Work to complete: Please repeat the records exactly. The pictures are to be left out.

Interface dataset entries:
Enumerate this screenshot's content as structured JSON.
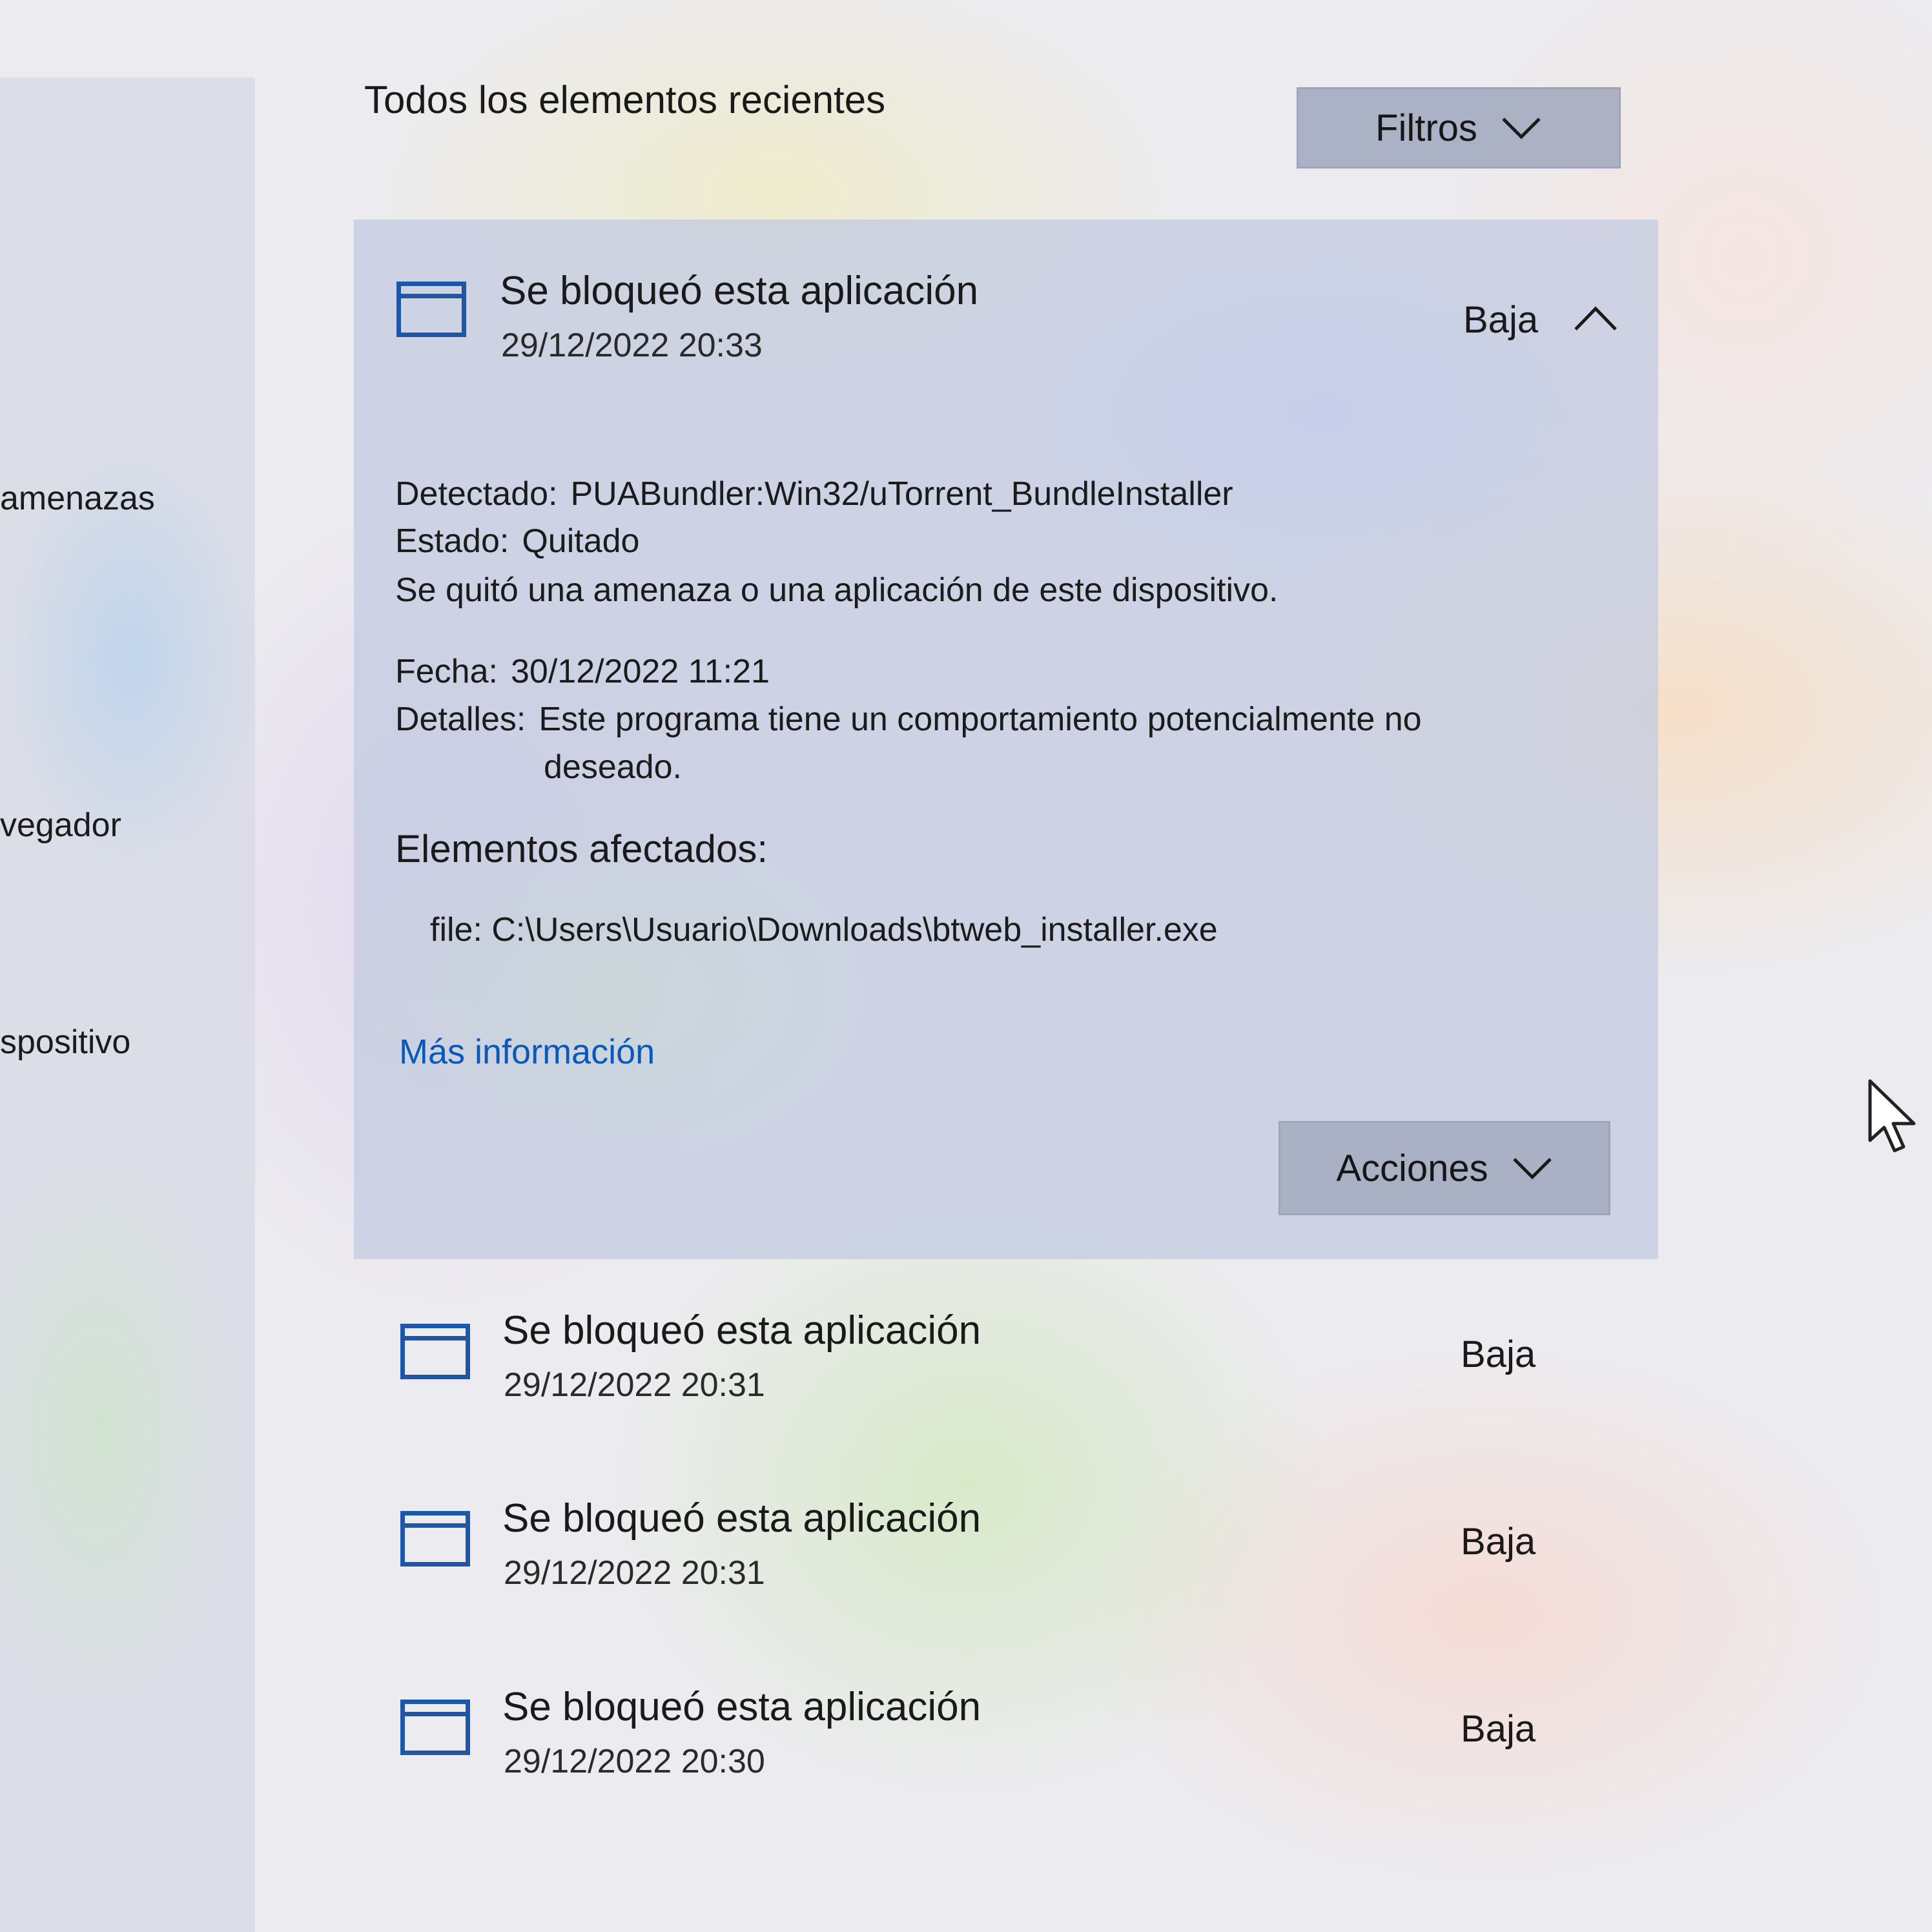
{
  "left_nav": {
    "items": [
      {
        "label": "amenazas"
      },
      {
        "label": "vegador"
      },
      {
        "label": "spositivo"
      }
    ]
  },
  "header": {
    "title": "Todos los elementos recientes",
    "filters_label": "Filtros"
  },
  "expanded_item": {
    "title": "Se bloqueó esta aplicación",
    "date": "29/12/2022 20:33",
    "severity": "Baja",
    "detected_label": "Detectado:",
    "detected_value": "PUABundler:Win32/uTorrent_BundleInstaller",
    "status_label": "Estado:",
    "status_value": "Quitado",
    "status_description": "Se quitó una amenaza o una aplicación de este dispositivo.",
    "date_label": "Fecha:",
    "date_value": "30/12/2022 11:21",
    "details_label": "Detalles:",
    "details_value_line1": "Este programa tiene un comportamiento potencialmente no",
    "details_value_line2": "deseado.",
    "affected_title": "Elementos afectados:",
    "affected_file": "file: C:\\Users\\Usuario\\Downloads\\btweb_installer.exe",
    "more_info_label": "Más información",
    "actions_label": "Acciones"
  },
  "items": [
    {
      "title": "Se bloqueó esta aplicación",
      "date": "29/12/2022 20:31",
      "severity": "Baja"
    },
    {
      "title": "Se bloqueó esta aplicación",
      "date": "29/12/2022 20:31",
      "severity": "Baja"
    },
    {
      "title": "Se bloqueó esta aplicación",
      "date": "29/12/2022 20:30",
      "severity": "Baja"
    }
  ],
  "colors": {
    "accent_blue": "#1f57a8",
    "link_blue": "#0b58b8",
    "button_bg": "#a8afc2"
  },
  "icons": {
    "app_icon": "app-window-icon",
    "expand_icon": "chevron-up-icon",
    "dropdown_icon": "chevron-down-icon",
    "cursor": "mouse-pointer-icon"
  }
}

Answer space:
Enumerate this screenshot's content as structured JSON.
{
  "left_nav": {
    "items": [
      {
        "label": "amenazas"
      },
      {
        "label": "vegador"
      },
      {
        "label": "spositivo"
      }
    ]
  },
  "header": {
    "title": "Todos los elementos recientes",
    "filters_label": "Filtros"
  },
  "expanded_item": {
    "title": "Se bloqueó esta aplicación",
    "date": "29/12/2022 20:33",
    "severity": "Baja",
    "detected_label": "Detectado:",
    "detected_value": "PUABundler:Win32/uTorrent_BundleInstaller",
    "status_label": "Estado:",
    "status_value": "Quitado",
    "status_description": "Se quitó una amenaza o una aplicación de este dispositivo.",
    "date_label": "Fecha:",
    "date_value": "30/12/2022 11:21",
    "details_label": "Detalles:",
    "details_value_line1": "Este programa tiene un comportamiento potencialmente no",
    "details_value_line2": "deseado.",
    "affected_title": "Elementos afectados:",
    "affected_file": "file: C:\\Users\\Usuario\\Downloads\\btweb_installer.exe",
    "more_info_label": "Más información",
    "actions_label": "Acciones"
  },
  "items": [
    {
      "title": "Se bloqueó esta aplicación",
      "date": "29/12/2022 20:31",
      "severity": "Baja"
    },
    {
      "title": "Se bloqueó esta aplicación",
      "date": "29/12/2022 20:31",
      "severity": "Baja"
    },
    {
      "title": "Se bloqueó esta aplicación",
      "date": "29/12/2022 20:30",
      "severity": "Baja"
    }
  ],
  "colors": {
    "accent_blue": "#1f57a8",
    "link_blue": "#0b58b8",
    "button_bg": "#a8afc2"
  },
  "icons": {
    "app_icon": "app-window-icon",
    "expand_icon": "chevron-up-icon",
    "dropdown_icon": "chevron-down-icon",
    "cursor": "mouse-pointer-icon"
  }
}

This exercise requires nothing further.